What is an example of a subsidy?
When the government gives a tax break to a corporation who creates jobs in depressed areas, this is an example of a subsidy. When the government gives money to a farmer to plant a specific farm crop, this is an example of a subsidy. When you are given a partial scholarship to college, this is an example of a subsidy.
How do subsidies affect the economy?
Does subsidy have to be paid back?
For 2020, excess subsidies do not have to be repaid. If a person projected an income at or above 100% of the poverty level (and received premium subsidies) but then ends up with an income below the poverty level (ie, not eligible for subsidies), none of the subsidy has to be repaid.
Are subsidies good for the economy?
Does Big oil get subsidies?
The Environmental and Energy Study Institute reported that direct subsidies to the fossil fuel industry totaled $20 billion per year, with 80% going toward oil and gas.
How are producers made better off by a subsidy?
Producer Impact of a Subsidy. Similarly, producers get the area between the price that they receive (Pp) and above their cost (which is given by the supply curve) for all the units that they sell in the market. This area is given by B + C + D + E on the diagram. Therefore, producers are made better off by the subsidy.
What is the economic incidence of a subsidy?
The economic incidence of a subsidy indicates who is made better off by the subsidy. In contrast, the legal incidence indicates who, by law, the subsidy is intended to help. In the diagram below, the subsidy per unit is A – B, and the new quantity consumed is Q1.
What is the equilibrium with a subsidy in the market?
More specifically, the equilibrium with the subsidy is at the quantity where the corresponding price to the producer (given by the supply curve) is equal to the price that the consumer pays (given by the demand curve) plus the amount of the subsidy.
How does a subsidy affect the supply curve?
In the extreme case where the supply of land is completely fixed, the supply curve is vertical.
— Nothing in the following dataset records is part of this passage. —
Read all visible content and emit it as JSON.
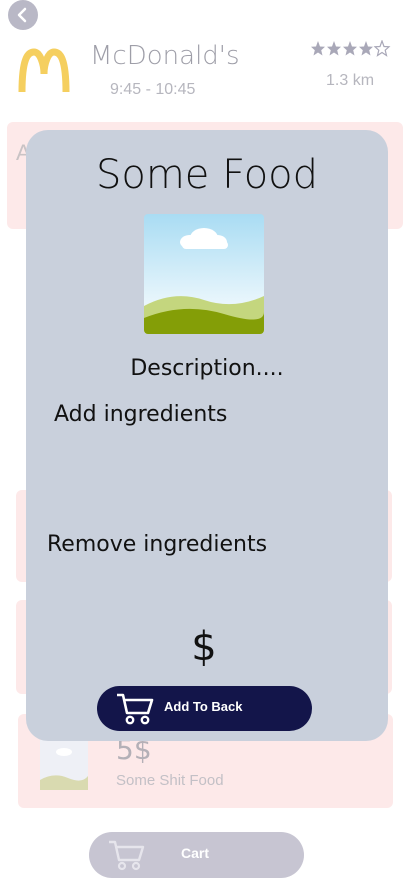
{
  "header": {
    "restaurant_name": "McDonald's",
    "hours": "9:45 - 10:45",
    "rating_stars": 4,
    "rating_max": 5,
    "distance": "1.3 km"
  },
  "background": {
    "card_letter": "A",
    "food_item": {
      "price": "5$",
      "name": "Some Shit Food"
    },
    "cart_button_label": "Cart"
  },
  "modal": {
    "title": "Some Food",
    "description": "Description....",
    "add_ingredients_label": "Add ingredients",
    "remove_ingredients_label": "Remove ingredients",
    "price": "$",
    "add_button_label": "Add To Back"
  },
  "colors": {
    "modal_bg": "#c9d0dc",
    "primary_button": "#13154a",
    "card_bg": "#fde9e9",
    "logo_yellow": "#f5cf5f"
  },
  "icons": [
    "back-icon",
    "mcdonalds-logo",
    "star-icon",
    "cart-icon",
    "image-placeholder-icon"
  ]
}
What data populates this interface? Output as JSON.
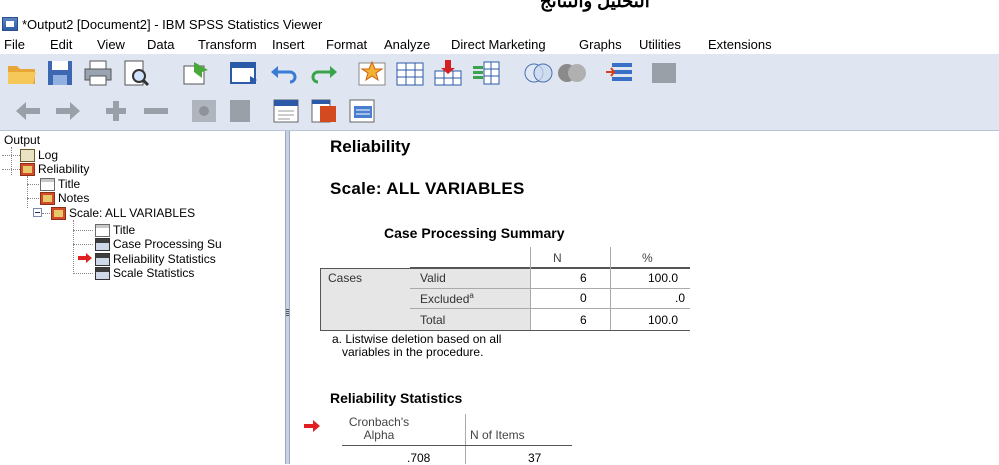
{
  "window": {
    "title": "*Output2 [Document2] - IBM SPSS Statistics Viewer"
  },
  "menu": [
    "File",
    "Edit",
    "View",
    "Data",
    "Transform",
    "Insert",
    "Format",
    "Analyze",
    "Direct Marketing",
    "Graphs",
    "Utilities",
    "Extensions"
  ],
  "toolbar1": [
    "open-folder-icon",
    "save-icon",
    "print-icon",
    "print-preview-icon",
    "export-icon",
    "data-editor-icon",
    "undo-icon",
    "redo-icon",
    "goto-case-icon",
    "goto-variable-icon",
    "insert-cases-icon",
    "insert-variable-icon",
    "venn-icon",
    "balls-icon",
    "variable-sets-icon",
    "extra-icon"
  ],
  "toolbar2": [
    "promote-icon",
    "demote-icon",
    "expand-icon",
    "collapse-icon",
    "show-icon",
    "hide-icon",
    "insert-heading-icon",
    "insert-title-icon",
    "insert-text-icon"
  ],
  "outline": {
    "root": "Output",
    "log": "Log",
    "reliability": "Reliability",
    "title": "Title",
    "notes": "Notes",
    "scale": "Scale: ALL VARIABLES",
    "scale_title": "Title",
    "case_processing": "Case Processing Su",
    "reliability_statistics": "Reliability Statistics",
    "scale_statistics": "Scale Statistics"
  },
  "viewer": {
    "heading": "Reliability",
    "scale_heading": "Scale: ALL VARIABLES",
    "case_table": {
      "title": "Case Processing Summary",
      "col_n": "N",
      "col_pct": "%",
      "row_group": "Cases",
      "rows": [
        {
          "label": "Valid",
          "sup": "",
          "n": "6",
          "pct": "100.0"
        },
        {
          "label": "Excluded",
          "sup": "a",
          "n": "0",
          "pct": ".0"
        },
        {
          "label": "Total",
          "sup": "",
          "n": "6",
          "pct": "100.0"
        }
      ],
      "footnote_line1": "a. Listwise deletion based on all",
      "footnote_line2": "variables in the procedure."
    },
    "rel_table": {
      "title": "Reliability Statistics",
      "col_alpha_1": "Cronbach's",
      "col_alpha_2": "Alpha",
      "col_items": "N of Items",
      "alpha": ".708",
      "items": "37"
    }
  },
  "colors": {
    "toolbar_bg": "#dfe6f1",
    "selected_arrow": "#e02020",
    "table_gray": "#e6e6e6"
  }
}
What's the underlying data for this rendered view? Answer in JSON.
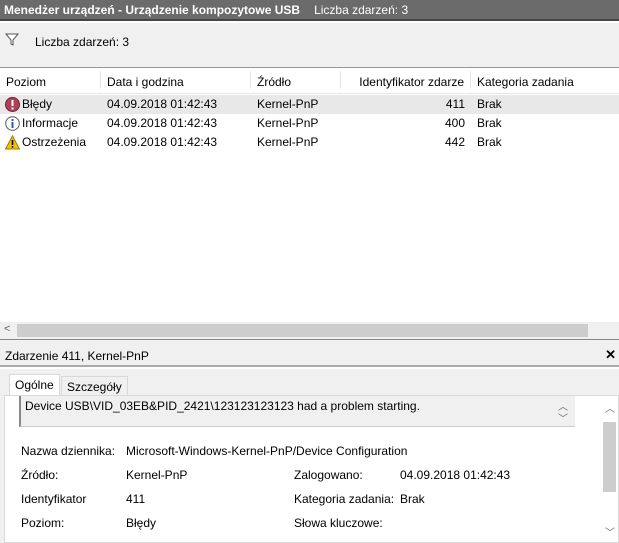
{
  "title": {
    "main": "Menedżer urządzeń - Urządzenie kompozytowe USB",
    "count": "Liczba zdarzeń: 3"
  },
  "filter": {
    "label": "Liczba zdarzeń: 3"
  },
  "columns": [
    "Poziom",
    "Data i godzina",
    "Źródło",
    "Identyfikator zdarze",
    "Kategoria zadania"
  ],
  "rows": [
    {
      "level": "Błędy",
      "icon": "error-icon",
      "date": "04.09.2018 01:42:43",
      "source": "Kernel-PnP",
      "id": "411",
      "category": "Brak"
    },
    {
      "level": "Informacje",
      "icon": "info-icon",
      "date": "04.09.2018 01:42:43",
      "source": "Kernel-PnP",
      "id": "400",
      "category": "Brak"
    },
    {
      "level": "Ostrzeżenia",
      "icon": "warning-icon",
      "date": "04.09.2018 01:42:43",
      "source": "Kernel-PnP",
      "id": "442",
      "category": "Brak"
    }
  ],
  "details": {
    "header": "Zdarzenie 411, Kernel-PnP",
    "tabs": [
      "Ogólne",
      "Szczegóły"
    ],
    "message": "Device USB\\VID_03EB&PID_2421\\123123123123 had a problem starting.",
    "log_name_label": "Nazwa dziennika:",
    "log_name": "Microsoft-Windows-Kernel-PnP/Device Configuration",
    "source_label": "Źródło:",
    "source": "Kernel-PnP",
    "logged_label": "Zalogowano:",
    "logged": "04.09.2018 01:42:43",
    "id_label": "Identyfikator",
    "id": "411",
    "category_label": "Kategoria zadania:",
    "category": "Brak",
    "level_label": "Poziom:",
    "level": "Błędy",
    "keywords_label": "Słowa kluczowe:"
  }
}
The subsidy therefore has no effect on quantity, and simply serves to displace non-subsidised housing production. 3. Increasing supply elasticity